First, amidst a 3.2% expansion of the economy in the third quarter of 2022, December unemployment data showed that labor market conditions have improved, with wage inflation on its way down.
Second, global manufacturing purchasing managers indices (PMI) showed signs of recovery in early January. Future solid performance in the U.S., China, and Europe is needed, though, for sustained global economic growth.
Germany, a global manufacturing hub, also demonstrated a strong rebound in December. The manufacturing PMI, published by S&P Global, rose to 47.1 from 46.2 in November, the best reading for three months. Though still south of the 50 marker, the dividing line between growth and contraction, the improvement appears positive. Other countries, including India, the Philippines, Russia, Mexico, Colombia, and Indonesia, also showed positive PMI growth.
In addition, with newfound confidence about future output, companies are reporting an easing of supply-side frictions, an improved job market, and lower inflationary pressures.
Recovery in 2023 depends on what transpires in Russia’s war on Ukraine, whether global inflation remains high or declines, and whether the world is in fact near the top of the global interest rate cycle.
Most of the world, according to the South China Morning Post, may experience a moderate downturn rather than a full-on economic meltdown, despite reports from the International Monetary Fund (IMF) that one third of the global economy would fall into recession in 2023.
“The world needs some time to adjust to tighter monetary conditions and the rise in borrowing costs.
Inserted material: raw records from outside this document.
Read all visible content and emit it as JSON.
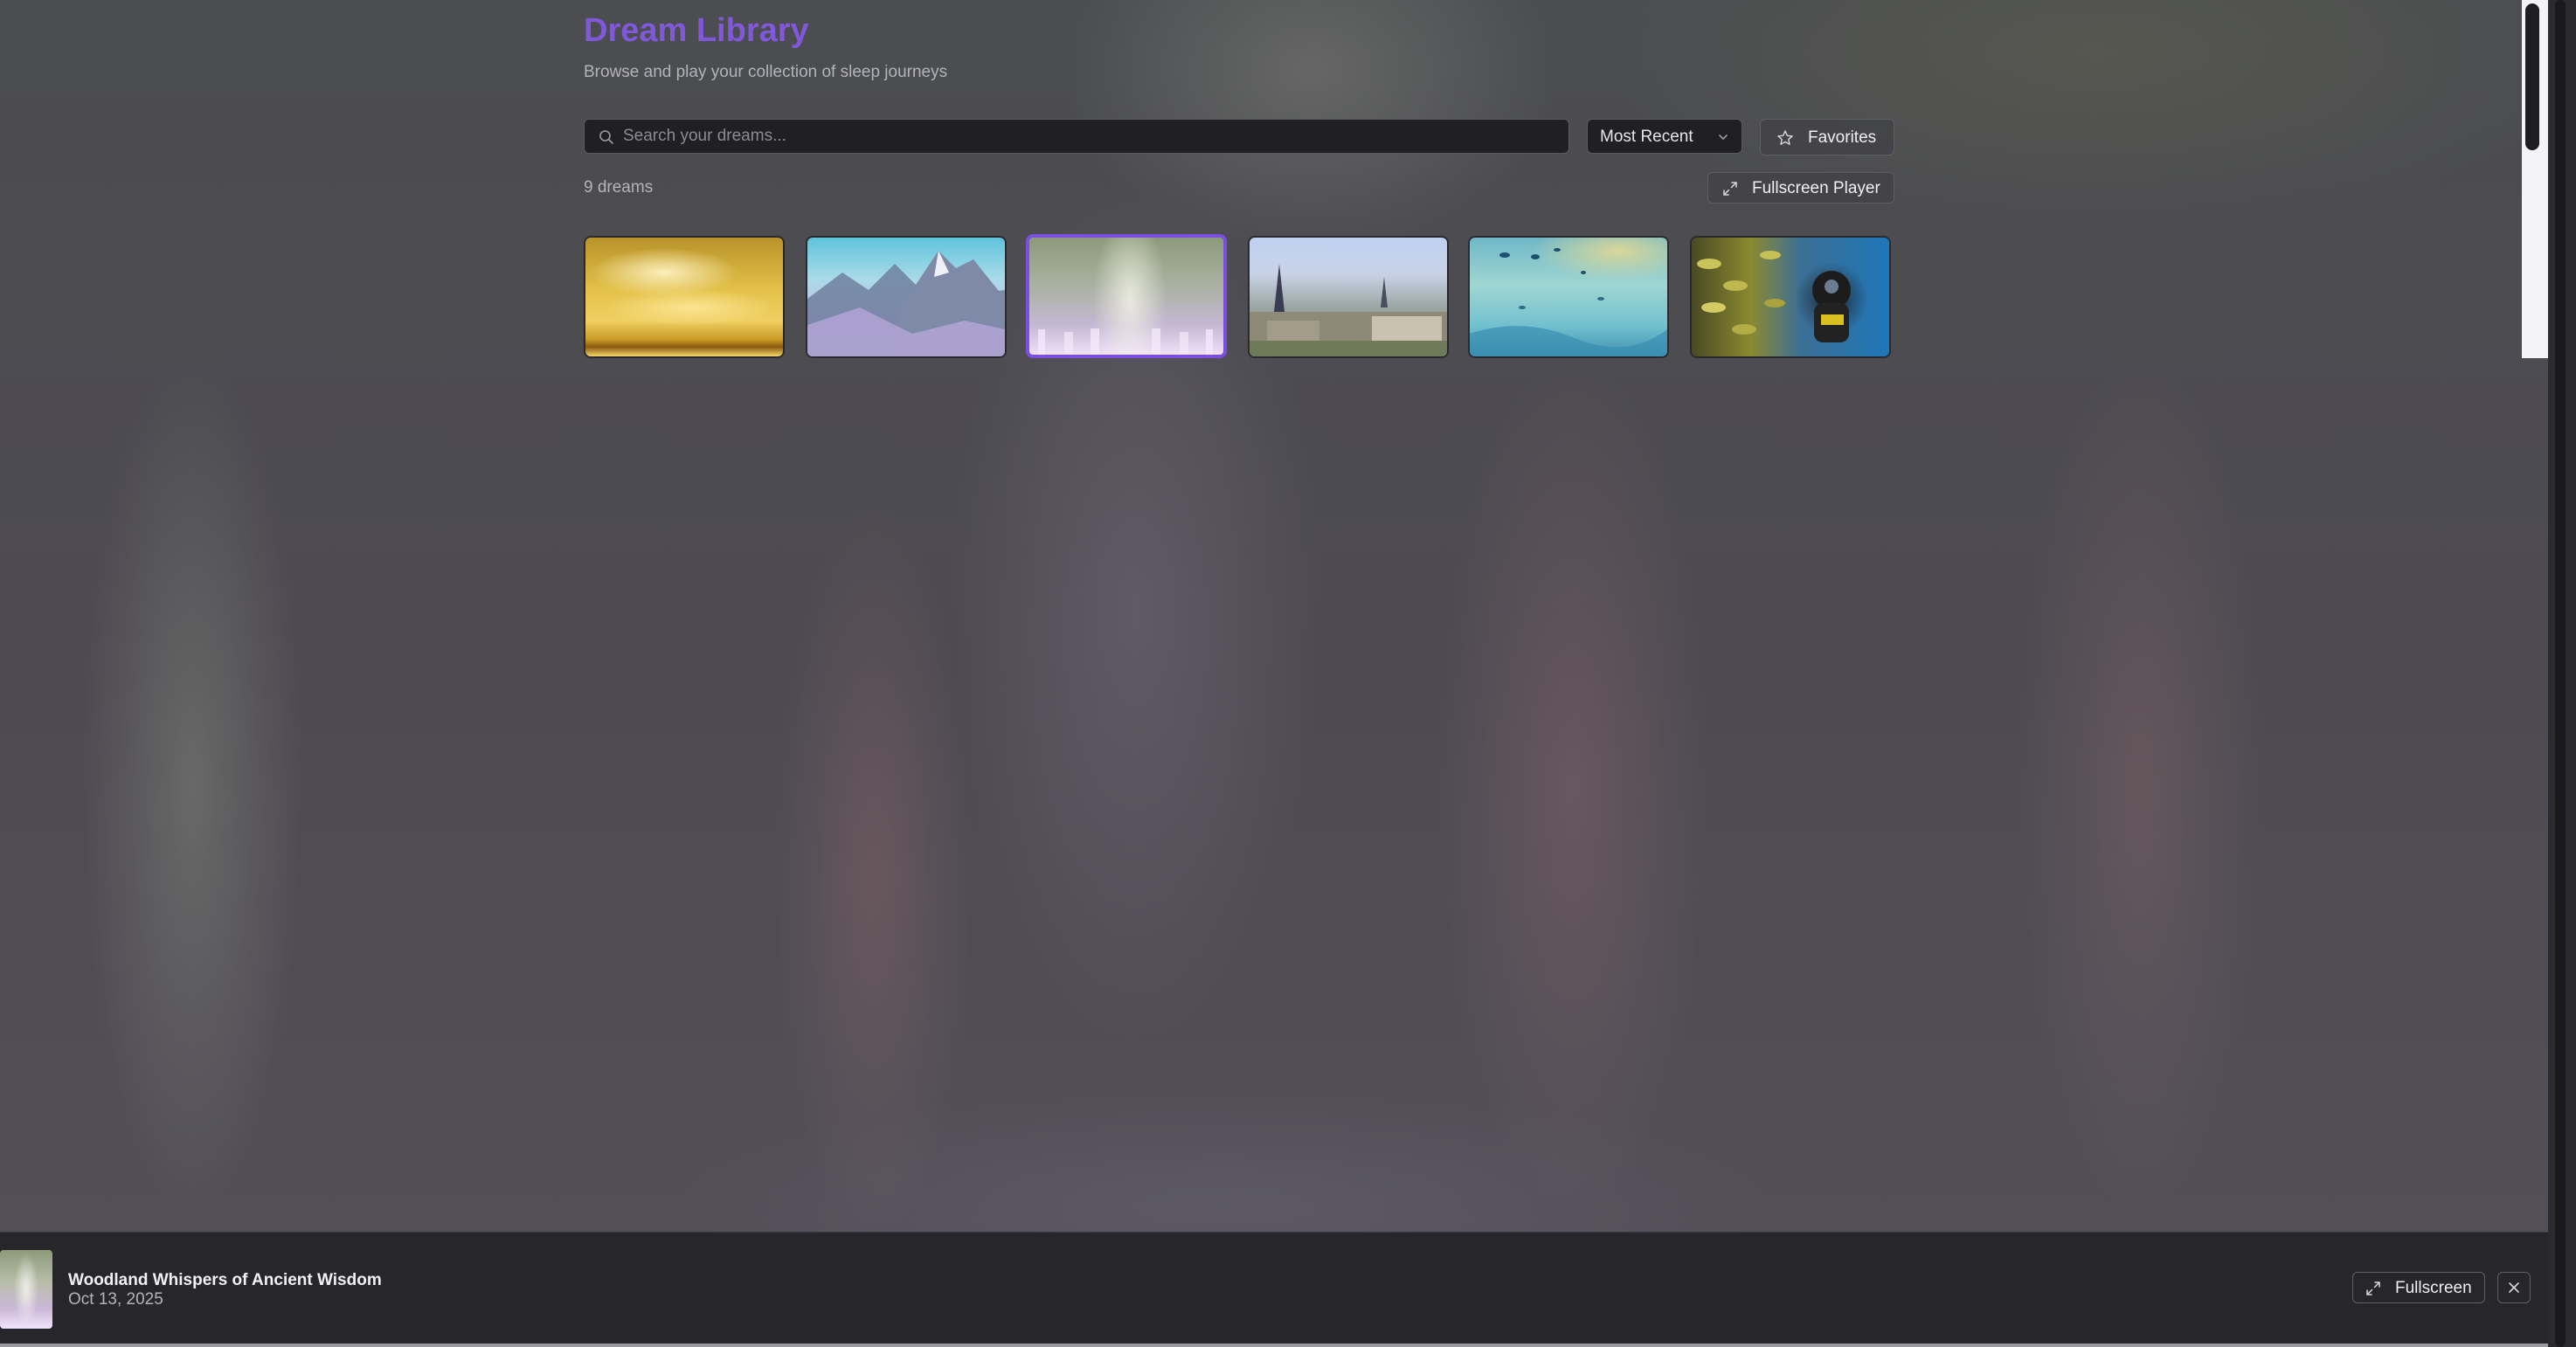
{
  "header": {
    "title": "Dream Library",
    "subtitle": "Browse and play your collection of sleep journeys"
  },
  "toolbar": {
    "search_placeholder": "Search your dreams...",
    "search_value": "",
    "sort_selected": "Most Recent",
    "favorites_label": "Favorites",
    "fullscreen_player_label": "Fullscreen Player"
  },
  "library": {
    "count_label": "9 dreams",
    "cards": [
      {
        "theme": "golden-sky",
        "selected": false
      },
      {
        "theme": "mountains",
        "selected": false
      },
      {
        "theme": "forest-light",
        "selected": true
      },
      {
        "theme": "city-skyline",
        "selected": false
      },
      {
        "theme": "ocean-fish",
        "selected": false
      },
      {
        "theme": "scuba-diver",
        "selected": false
      }
    ]
  },
  "player": {
    "title": "Woodland Whispers of Ancient Wisdom",
    "date": "Oct 13, 2025",
    "fullscreen_label": "Fullscreen"
  },
  "colors": {
    "accent": "#8158d9",
    "selected_border": "#7b4fe0",
    "player_bg": "#27272b"
  },
  "icons": [
    "search-icon",
    "chevron-down-icon",
    "star-icon",
    "expand-icon",
    "close-icon"
  ]
}
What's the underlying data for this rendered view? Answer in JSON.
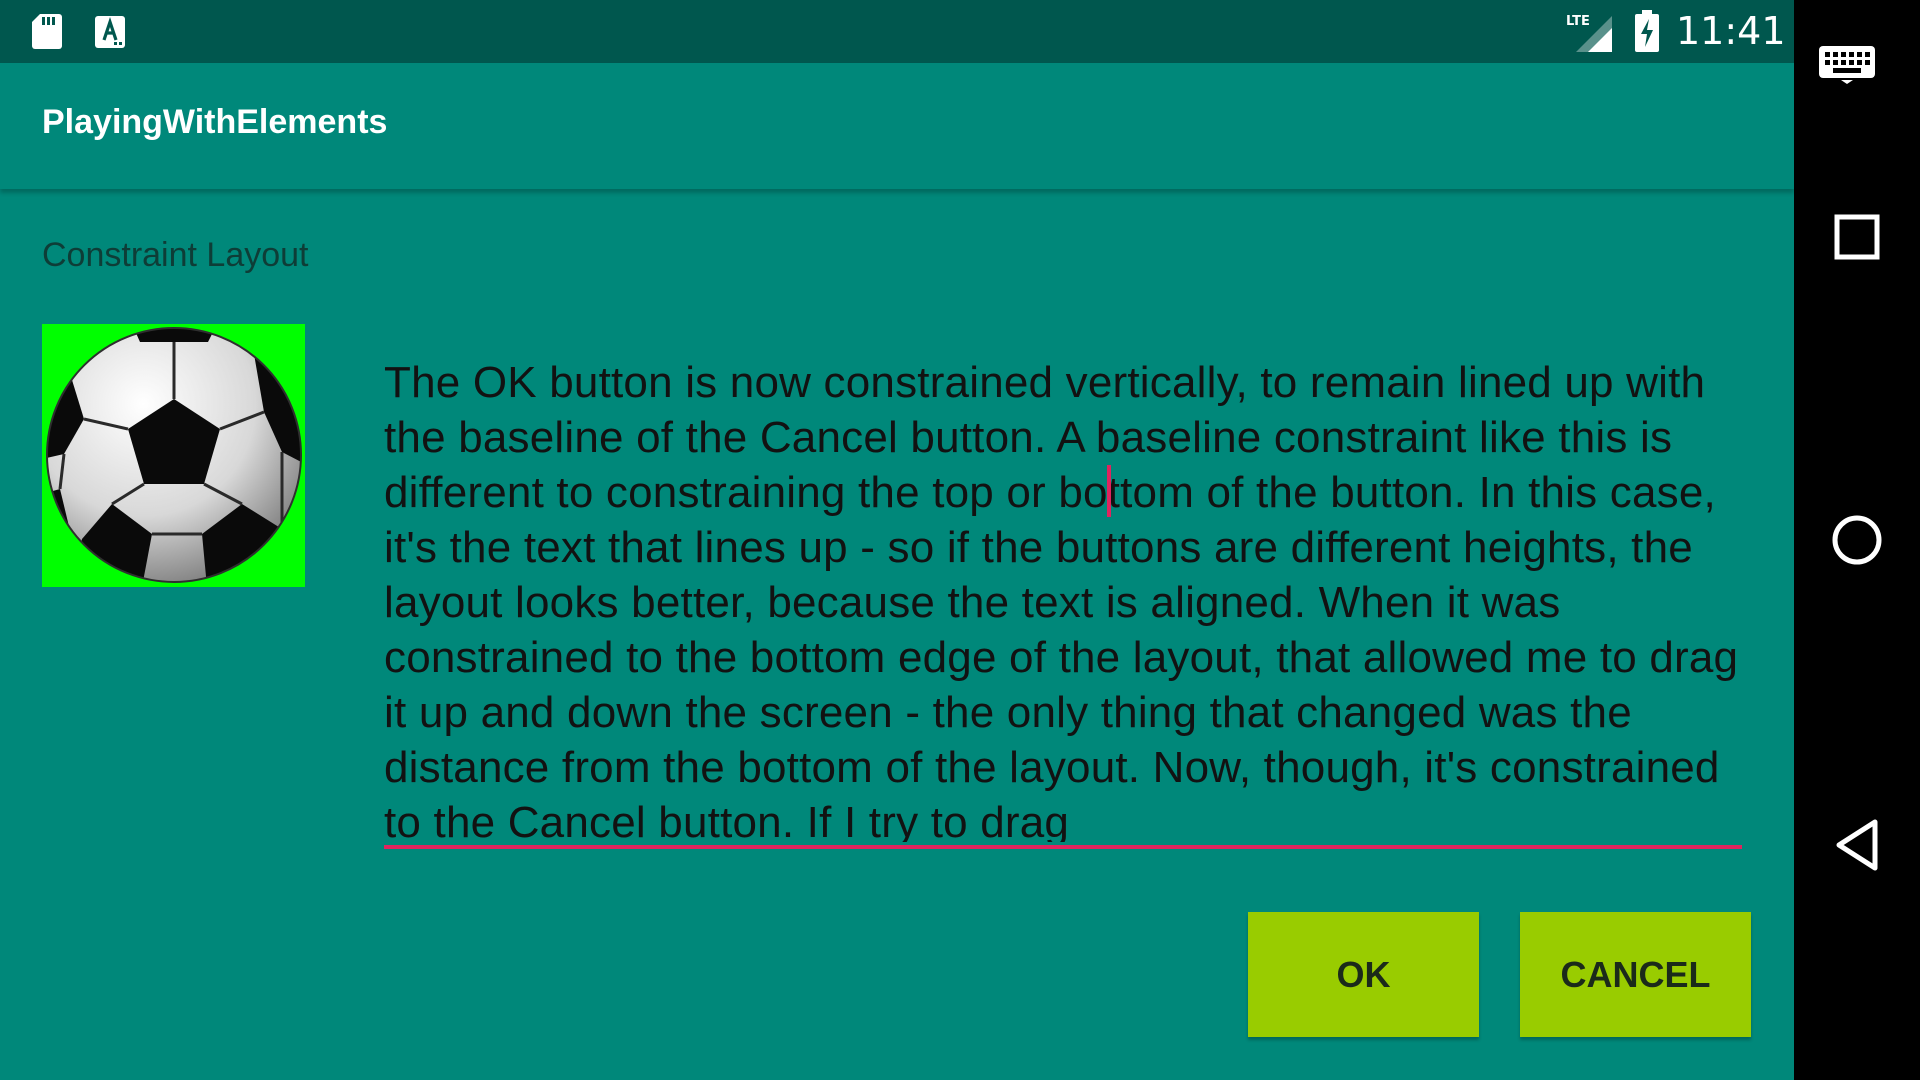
{
  "status_bar": {
    "time": "11:41",
    "network_label": "LTE",
    "icons": [
      "sd-card-icon",
      "text-a-icon",
      "lte-signal-icon",
      "battery-charging-icon"
    ]
  },
  "app_bar": {
    "title": "PlayingWithElements"
  },
  "main": {
    "section_label": "Constraint Layout",
    "image": {
      "icon": "soccer-ball-icon",
      "background_color": "#00ff00"
    },
    "edit_text": {
      "text": "The OK button is now constrained vertically, to remain lined up with the baseline of the Cancel button. A baseline constraint like this is different to constraining the top or bottom of the button. In this case, it's the text that lines up - so if the buttons are different heights, the layout looks better, because the text is aligned. When it was constrained to the bottom edge of the layout, that allowed me to drag it up and down the screen - the only thing that changed was the distance from the bottom of the layout. Now, though, it's constrained to the Cancel button. If I try to drag"
    },
    "ok_button": "OK",
    "cancel_button": "CANCEL"
  },
  "nav_bar": {
    "icons": [
      "keyboard-icon",
      "recents-icon",
      "home-icon",
      "back-icon"
    ]
  },
  "colors": {
    "status_bar": "#00574e",
    "primary": "#00887a",
    "accent": "#e0245e",
    "button": "#99cc00",
    "image_background": "#00ff00",
    "nav_bar": "#000000"
  }
}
As long as global policymakers don’t rush to withdraw fiscal reflation at the same time, the world should come out relatively unscathed,” the Morning Post argued.